On Monday 26 October, The ICAEW held a roundtable discussion for members with an interest in exports. The event gave them the opportunity to engage and hear from the new Minister of State for Trade and Investment, Rt. Hon Lord Maude.
Stephen Ibbotson kicked-off by welcoming Lord Maude and introducing ICAEW as an organisation whose members advise over 1.5 million businesses across the UK and explained that accountants are the second biggest source of export advice -thereby making ICAEW an important stakeholder for Government.
In his opening remarks, the Minister said that entrepreneurs around the world now considered the UK a great place to set-up business but that a renewed emphasis on boosting exports was needed if the UK was to successfully address its trade deficit over the coming years. Lord Maude argued that the whole of Government should contribute to the push towards increasing exports and that UKTI and UKEF needed to remain flexible, innovative and open-minded in their approach to supporting businesses. It was agreed that private sector advisers should continue to play a leading role in advising businesses wishing to compete abroad and that this should be complemented by a more commercially aware UKTI. Lord Maude mentioned that BIS was looking at how agencies similar to UKTI were operating in EU countries and would draw on best practice examples to better tailor UKTI services.
The Minister argued that the “UK brand” was highly regarded around the world and that the business community and the Government should work hand-in hand to continue to promote it.
What ensued was a free-flowing conversation between delegates, the Minister and UKTI and UKEF officials. Delegates from SMEs argued that they valued the work of Government in supporting them but that more needed to be done to lower the risk associated with exporting. The Minister stressed that he was particularly interested in promoting highvalue exports and that part of this would be achieved not only by getting first time exporters to start exporting but also by ensuring that existing exported continued to expand their overseas operations. Both the Minister and delegates argued that the Government was good at delivering big infrastructure trade deals but that trade delegations could do more to support SMEs doing business abroad and ensuring companies that export continue to do so.

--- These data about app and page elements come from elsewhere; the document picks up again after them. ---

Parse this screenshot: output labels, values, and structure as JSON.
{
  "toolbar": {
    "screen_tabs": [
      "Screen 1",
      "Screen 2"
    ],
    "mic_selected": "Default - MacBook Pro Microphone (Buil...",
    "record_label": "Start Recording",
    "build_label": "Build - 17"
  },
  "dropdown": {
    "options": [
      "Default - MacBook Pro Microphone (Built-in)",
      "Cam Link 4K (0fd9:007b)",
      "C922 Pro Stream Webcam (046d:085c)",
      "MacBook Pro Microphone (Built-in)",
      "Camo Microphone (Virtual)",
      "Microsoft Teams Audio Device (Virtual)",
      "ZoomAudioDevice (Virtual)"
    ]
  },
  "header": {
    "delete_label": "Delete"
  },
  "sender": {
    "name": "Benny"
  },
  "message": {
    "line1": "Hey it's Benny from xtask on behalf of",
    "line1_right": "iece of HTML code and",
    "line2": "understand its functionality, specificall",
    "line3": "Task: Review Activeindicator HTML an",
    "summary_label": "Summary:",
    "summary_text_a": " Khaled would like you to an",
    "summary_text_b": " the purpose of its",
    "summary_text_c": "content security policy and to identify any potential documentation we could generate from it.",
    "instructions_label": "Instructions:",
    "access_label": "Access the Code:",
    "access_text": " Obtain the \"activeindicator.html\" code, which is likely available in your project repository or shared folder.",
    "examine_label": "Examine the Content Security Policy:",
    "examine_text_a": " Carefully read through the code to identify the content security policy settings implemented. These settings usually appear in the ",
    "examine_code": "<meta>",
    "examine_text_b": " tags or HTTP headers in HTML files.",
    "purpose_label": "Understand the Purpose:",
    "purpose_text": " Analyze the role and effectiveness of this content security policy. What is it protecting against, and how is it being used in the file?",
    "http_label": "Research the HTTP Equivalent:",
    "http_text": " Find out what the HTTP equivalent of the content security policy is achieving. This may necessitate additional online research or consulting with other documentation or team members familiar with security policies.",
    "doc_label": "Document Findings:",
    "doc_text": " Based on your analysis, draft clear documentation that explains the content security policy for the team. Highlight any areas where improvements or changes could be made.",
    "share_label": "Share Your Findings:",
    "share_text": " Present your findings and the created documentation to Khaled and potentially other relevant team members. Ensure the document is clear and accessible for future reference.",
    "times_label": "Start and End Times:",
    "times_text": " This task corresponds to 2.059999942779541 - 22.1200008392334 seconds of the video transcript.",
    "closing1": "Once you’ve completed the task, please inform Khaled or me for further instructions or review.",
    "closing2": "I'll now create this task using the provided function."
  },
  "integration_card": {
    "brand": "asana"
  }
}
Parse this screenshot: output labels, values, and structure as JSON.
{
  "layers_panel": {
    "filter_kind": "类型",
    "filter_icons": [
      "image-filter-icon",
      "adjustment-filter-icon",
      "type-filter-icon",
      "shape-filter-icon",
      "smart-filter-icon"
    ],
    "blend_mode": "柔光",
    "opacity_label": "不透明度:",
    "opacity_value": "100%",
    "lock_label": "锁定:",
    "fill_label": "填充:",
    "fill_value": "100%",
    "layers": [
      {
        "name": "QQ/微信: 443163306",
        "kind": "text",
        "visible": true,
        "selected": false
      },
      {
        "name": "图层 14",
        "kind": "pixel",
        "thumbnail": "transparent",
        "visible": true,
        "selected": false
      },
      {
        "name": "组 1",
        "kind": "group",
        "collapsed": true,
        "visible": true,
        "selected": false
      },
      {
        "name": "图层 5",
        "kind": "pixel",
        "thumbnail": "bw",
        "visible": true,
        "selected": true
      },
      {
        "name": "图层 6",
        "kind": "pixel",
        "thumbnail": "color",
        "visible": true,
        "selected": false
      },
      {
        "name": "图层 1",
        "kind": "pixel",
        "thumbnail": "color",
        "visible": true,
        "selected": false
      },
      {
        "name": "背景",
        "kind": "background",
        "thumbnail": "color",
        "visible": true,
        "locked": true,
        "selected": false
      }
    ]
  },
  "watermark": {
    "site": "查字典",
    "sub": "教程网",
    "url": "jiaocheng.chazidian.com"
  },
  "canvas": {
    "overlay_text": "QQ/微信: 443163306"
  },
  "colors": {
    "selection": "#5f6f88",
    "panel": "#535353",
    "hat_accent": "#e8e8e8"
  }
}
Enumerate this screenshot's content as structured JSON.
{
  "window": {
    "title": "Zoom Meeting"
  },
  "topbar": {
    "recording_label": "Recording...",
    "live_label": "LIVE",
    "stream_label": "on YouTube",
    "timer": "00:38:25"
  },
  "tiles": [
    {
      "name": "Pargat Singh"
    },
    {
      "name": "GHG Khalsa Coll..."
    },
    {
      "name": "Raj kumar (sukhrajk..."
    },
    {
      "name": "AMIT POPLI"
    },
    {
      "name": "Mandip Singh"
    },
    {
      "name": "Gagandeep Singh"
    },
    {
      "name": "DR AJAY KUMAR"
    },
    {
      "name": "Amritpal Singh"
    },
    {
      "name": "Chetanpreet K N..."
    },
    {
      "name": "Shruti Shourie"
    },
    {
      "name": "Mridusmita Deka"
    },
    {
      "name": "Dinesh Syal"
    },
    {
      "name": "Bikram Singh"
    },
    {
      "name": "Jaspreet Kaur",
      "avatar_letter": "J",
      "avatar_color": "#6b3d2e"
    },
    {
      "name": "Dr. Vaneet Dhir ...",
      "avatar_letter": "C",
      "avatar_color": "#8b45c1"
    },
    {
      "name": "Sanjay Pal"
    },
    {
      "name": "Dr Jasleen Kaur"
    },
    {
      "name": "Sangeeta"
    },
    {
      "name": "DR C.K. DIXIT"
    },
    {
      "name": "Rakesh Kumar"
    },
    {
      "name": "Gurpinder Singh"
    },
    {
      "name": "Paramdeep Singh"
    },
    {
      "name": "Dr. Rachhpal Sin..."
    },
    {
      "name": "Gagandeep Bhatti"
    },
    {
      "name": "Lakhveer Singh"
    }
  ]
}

The support made available to e-commerce companies was identified by a number of delegates as a weak point in the Government’s current framework. The Minister took this point on board and argued that whilst a lot of progress had been made in terms of digitalisation of Government services more needed to be done.
UKEF argued that the agency’s role was primarily to complement the private sector and that peer-to-peer support should play a greater role in the push to export more. UKEF underlined the fact that the majority of its senior management was from the private sector and that it was therefore well-equipped to deal with the needs of businesses. However UKEF’s representative argued private banks’ decisions to lend was out of their control and remained a critical factor in enabling companies to export more. This was echoed by delegates running SMEs who highlighted the difficulty in accessing finance and also the complexity of the process.
To conclude the Minister thanked ICAEW and the delegates for their feedback and input and said he would be looking to follow-up on the ideas that were expressed at the meeting.